MSP Fergus Ewing welcomed the review from Jim Mackinnon which examines the forestry industry and the current regulatory barriers to woodland creation in Scotland.
The review is part of a broader package of reforms to drive forward forestry’s contribution to the rural economy and to support delivery of climate change targets.
The report makes a number of recommendations, including:
- Streamlining the process to approve sustainable planting schemes, for example by appointing accredited, experienced agents to help certify some woodland planting schemes and by giving FCS local offices more responsibility to approve lower value applications
- Earlier engagement between tree-planting businesses and communities, in a way that is proportionate to the scale and impact of the planting scheme
- A dedicated national Forestry Commission Scotland (FCS) team to deal with complex proposals including all projects where an Environmental Impact Assessment is required
Commenting on the recommendations, Mr Ewing said: "Scotland’s forests and woodlands are among our most valuable rural assets and our ambition is for them to expand and flourish. I am determined to reduce the complexity, duration and cost of tree planting applications and that is why we commissioned this detailed analysis.
"I want to thank Jim Mackinnon for all his hard work on the review. I am determined to improve the pace and scale of new sustainable planting to meet our climate change commitment to plant 10,000 hectares per year and to ensure long-term availability of timber. With that in mind I accept in principle all the recommendations made in the report and look forward to FCS setting out early next year a delivery plan for implementing the recommendations."

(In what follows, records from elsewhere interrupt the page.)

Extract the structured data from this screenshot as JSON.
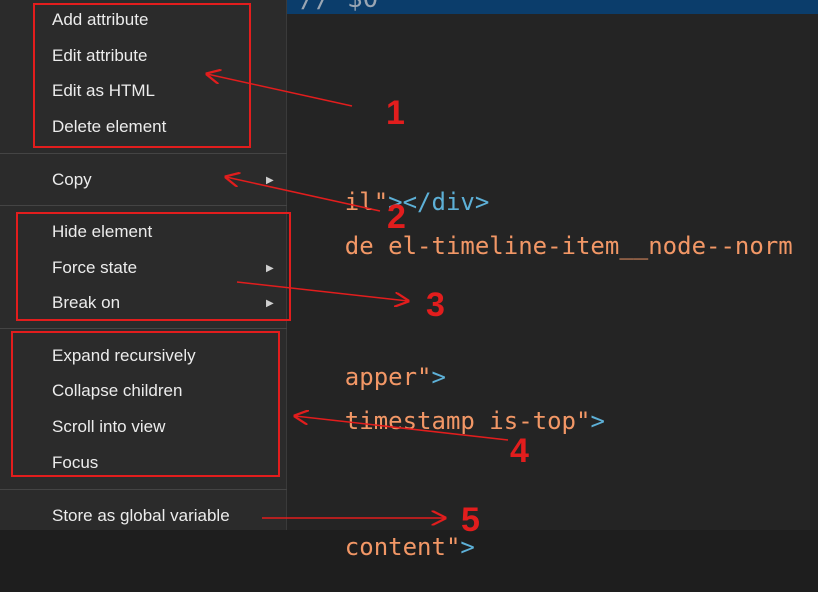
{
  "editor": {
    "top_fragment": "// $0",
    "lines": [
      [
        {
          "t": "il\"",
          "c": "tok-str"
        },
        {
          "t": "></div>",
          "c": "tok-tag"
        }
      ],
      [
        {
          "t": "de el-timeline-item__node--norm",
          "c": "tok-str"
        }
      ],
      [
        {
          "t": "apper\"",
          "c": "tok-str"
        },
        {
          "t": ">",
          "c": "tok-tag"
        }
      ],
      [
        {
          "t": "timestamp is-top\"",
          "c": "tok-str"
        },
        {
          "t": ">",
          "c": "tok-tag"
        }
      ],
      [
        {
          "t": "content\"",
          "c": "tok-str"
        },
        {
          "t": ">",
          "c": "tok-tag"
        }
      ]
    ]
  },
  "menu": {
    "items": [
      {
        "label": "Add attribute",
        "submenu": false
      },
      {
        "label": "Edit attribute",
        "submenu": false
      },
      {
        "label": "Edit as HTML",
        "submenu": false
      },
      {
        "label": "Delete element",
        "submenu": false
      },
      {
        "label": "Copy",
        "submenu": true
      },
      {
        "label": "Hide element",
        "submenu": false
      },
      {
        "label": "Force state",
        "submenu": true
      },
      {
        "label": "Break on",
        "submenu": true
      },
      {
        "label": "Expand recursively",
        "submenu": false
      },
      {
        "label": "Collapse children",
        "submenu": false
      },
      {
        "label": "Scroll into view",
        "submenu": false
      },
      {
        "label": "Focus",
        "submenu": false
      },
      {
        "label": "Store as global variable",
        "submenu": false
      }
    ],
    "submenu_glyph": "▶"
  },
  "annotations": {
    "labels": [
      "1",
      "2",
      "3",
      "4",
      "5"
    ],
    "color": "#e21d1d"
  }
}
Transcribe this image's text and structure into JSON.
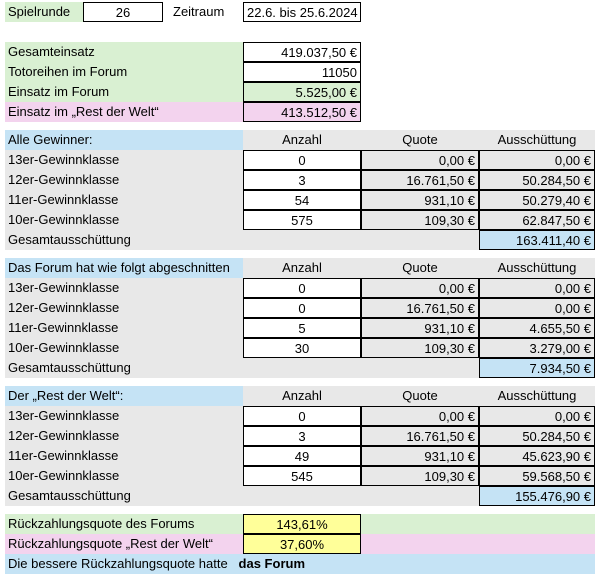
{
  "header": {
    "spielrunde_label": "Spielrunde",
    "spielrunde_value": "26",
    "zeitraum_label": "Zeitraum",
    "zeitraum_value": "22.6. bis 25.6.2024"
  },
  "summary": {
    "gesamteinsatz_label": "Gesamteinsatz",
    "gesamteinsatz_value": "419.037,50 €",
    "totoreihen_label": "Totoreihen im Forum",
    "totoreihen_value": "11050",
    "einsatz_forum_label": "Einsatz im Forum",
    "einsatz_forum_value": "5.525,00 €",
    "einsatz_rest_label": "Einsatz im „Rest der Welt“",
    "einsatz_rest_value": "413.512,50 €"
  },
  "columns": {
    "anzahl": "Anzahl",
    "quote": "Quote",
    "ausschuettung": "Ausschüttung"
  },
  "sections": [
    {
      "title": "Alle Gewinner:",
      "rows": [
        {
          "label": "13er-Gewinnklasse",
          "anzahl": "0",
          "quote": "0,00 €",
          "ausschuettung": "0,00 €"
        },
        {
          "label": "12er-Gewinnklasse",
          "anzahl": "3",
          "quote": "16.761,50 €",
          "ausschuettung": "50.284,50 €"
        },
        {
          "label": "11er-Gewinnklasse",
          "anzahl": "54",
          "quote": "931,10 €",
          "ausschuettung": "50.279,40 €"
        },
        {
          "label": "10er-Gewinnklasse",
          "anzahl": "575",
          "quote": "109,30 €",
          "ausschuettung": "62.847,50 €"
        }
      ],
      "total_label": "Gesamtausschüttung",
      "total_value": "163.411,40 €"
    },
    {
      "title": "Das Forum hat wie folgt abgeschnitten",
      "rows": [
        {
          "label": "13er-Gewinnklasse",
          "anzahl": "0",
          "quote": "0,00 €",
          "ausschuettung": "0,00 €"
        },
        {
          "label": "12er-Gewinnklasse",
          "anzahl": "0",
          "quote": "16.761,50 €",
          "ausschuettung": "0,00 €"
        },
        {
          "label": "11er-Gewinnklasse",
          "anzahl": "5",
          "quote": "931,10 €",
          "ausschuettung": "4.655,50 €"
        },
        {
          "label": "10er-Gewinnklasse",
          "anzahl": "30",
          "quote": "109,30 €",
          "ausschuettung": "3.279,00 €"
        }
      ],
      "total_label": "Gesamtausschüttung",
      "total_value": "7.934,50 €"
    },
    {
      "title": "Der „Rest der Welt“:",
      "rows": [
        {
          "label": "13er-Gewinnklasse",
          "anzahl": "0",
          "quote": "0,00 €",
          "ausschuettung": "0,00 €"
        },
        {
          "label": "12er-Gewinnklasse",
          "anzahl": "3",
          "quote": "16.761,50 €",
          "ausschuettung": "50.284,50 €"
        },
        {
          "label": "11er-Gewinnklasse",
          "anzahl": "49",
          "quote": "931,10 €",
          "ausschuettung": "45.623,90 €"
        },
        {
          "label": "10er-Gewinnklasse",
          "anzahl": "545",
          "quote": "109,30 €",
          "ausschuettung": "59.568,50 €"
        }
      ],
      "total_label": "Gesamtausschüttung",
      "total_value": "155.476,90 €"
    }
  ],
  "result": {
    "forum_label": "Rückzahlungsquote des Forums",
    "forum_value": "143,61%",
    "rest_label": "Rückzahlungsquote „Rest der Welt“",
    "rest_value": "37,60%",
    "better_label": "Die bessere Rückzahlungsquote hatte",
    "better_value": "das Forum"
  }
}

Shireen Chambers FICFor, ICF Executive Director, said: "We’re delighted that Mr Ewing has accepted, in principle, all the recommendations from this report, and we look forward to playing our part in taking them forward. In particular, we will work closely with Forestry Commission Scotland and Confor to develop the approach of appointing accredited forestry professionals to certify that woodland creation proposals meet the UK Forestry Standard, and we will continue working with partners to develop and deliver appropriate professional training across the sector."
Analysis of Current Arrangements for the Consideration and Approval of Forestry Planting Proposals http://www.gov.scot/Topics/farmingrural/Rural/Forestry/JimMackinnonreport